Burr weaves together many different subplots into the overall story: friendship and betrayal; mother-daughter relationships; and money as a strong motivating factor. There is also a thread of romance hinted at in the relationship between Lane and Mina.
‘In reality, people who are traumatised are often attracted to each other,’ says Shelley.
I wondered how someone so passionately interested in soil science, working as an Assistant Director in the Public Service in Canberra, ended up writing a literary crime novel.
‘Writing has always been a passion,’ Shelley tells me.
At seven or eight years old she was always ‘that kid with a notebook’ and she continued to write well into her teens to amuse herself and her friends. Back then, though, it was largely works of fantasy or romance that she wrote.
Wake, however, was the first novel she took seriously. But she didn’t set out to write a crime novel. Although she reads a lot of true crime, the novel isn’t drawn from one particular case. Inspiration came from researching and pulling details together from a lot of different missing cases. Her ‘eureka’ moment came when the central character appeared.

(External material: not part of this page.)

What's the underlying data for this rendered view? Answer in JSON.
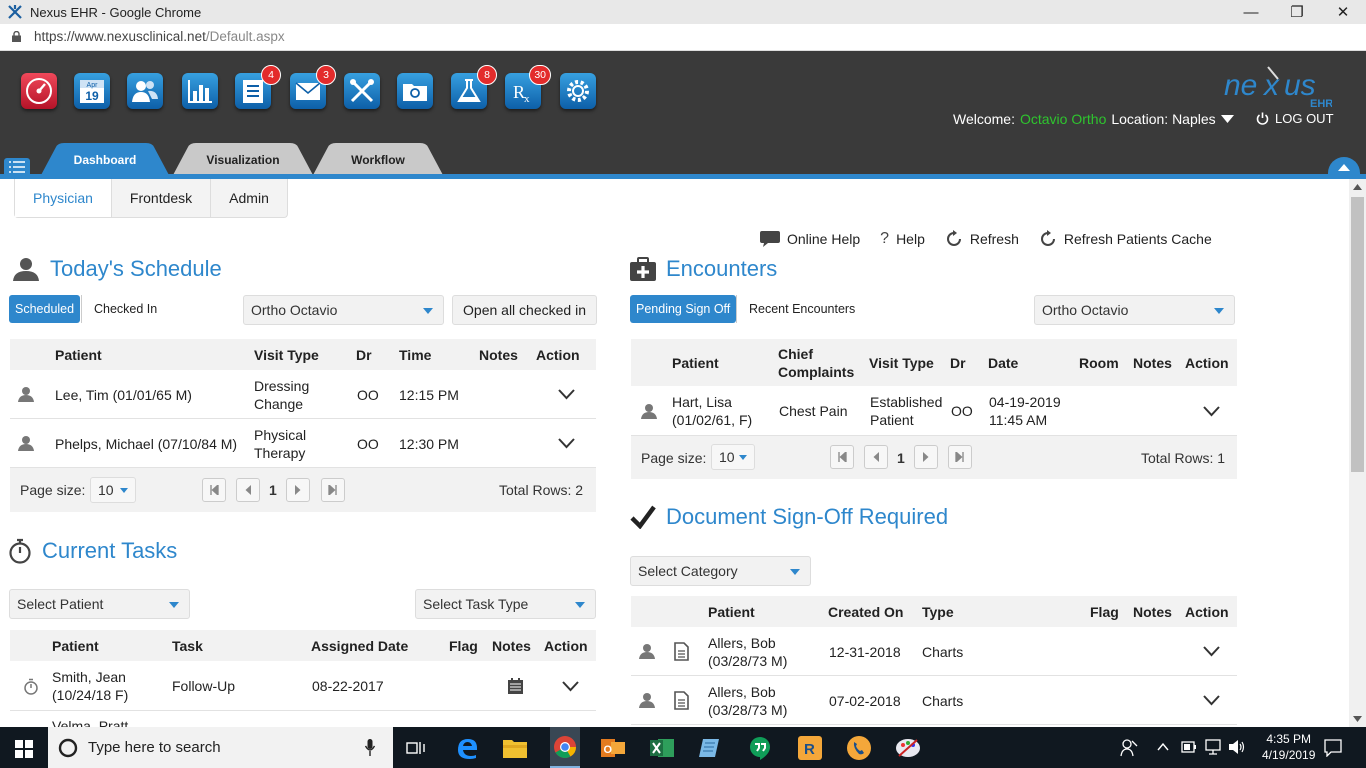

‘I was reading a lot of the online crime forums and I was struck by how people talked about crime victims and their families … I got the idea for Mina who was connected to a particular case and how tragedy can work havoc.
‘Mina is a twin whose sister goes missing. I am also a sole surviving child. I lost my brother when he died suddenly at 15. I was 12 years old. I didn’t realise until much later how much I drew from that well,’ Shelley says.
Along with her brother’s tragic death, that well was also filled up with other formative childhood experiences that make the writing in this book both strong and authentic. Her own family history goes back generations as farmers and, although she grew up in Newcastle, she spent a lot of time as a child on her grandparents’ farm, located outside of Glenrowan.
‘It was so remote. You were always conscious that you had to be more cautious with resources such as water or petrol, as they were precious commodities and you didn’t know when they might run out.’
There is always a strong element of risk when you are living in a place like outback Australia. And risk is a big factor that constantly comes up in Wake. The landscape continually poses a risk. Relationships are risky and at risk. And risk is at the heart of the choices the main characters make in the book.
What is that drives us to read crime fiction? Shelley Burr has a theory that readers are ultimately drawn to crime writing because there is a certain catharsis to it.
‘It appeals to those who very much like problem-solving. In a world filled with a lot of unresolvable problems, it can be incredibly satisfying to have everything resolved. It takes you down to a terrifying place but it brings you safely home.’
ABOUT THE AUTHOR
Shelley Burr grew up on Newcastle’s beaches and her grandparents’ property in Glenrowan, and on the road between the two. When not writing, Shelley is working to establish a small permaculture farm and is studying agriculture at the University of New England, with a focus on soil science. She is an alumnus of the ACT Writers’ Hardcopy program (2018) and a Varuna fellow.
WAKE was a Top Five bestseller, won the CWA Debut Dagger Award in 2019, was shortlisted for the Indie Book Awards Debut Novel Award, the Kill Your Darlings Unpublished Manuscript Award and the Bath Novel Award. Shelley also won the ABIA’s 2023 Matt Richell Award for New Writer of the Year for WAKE.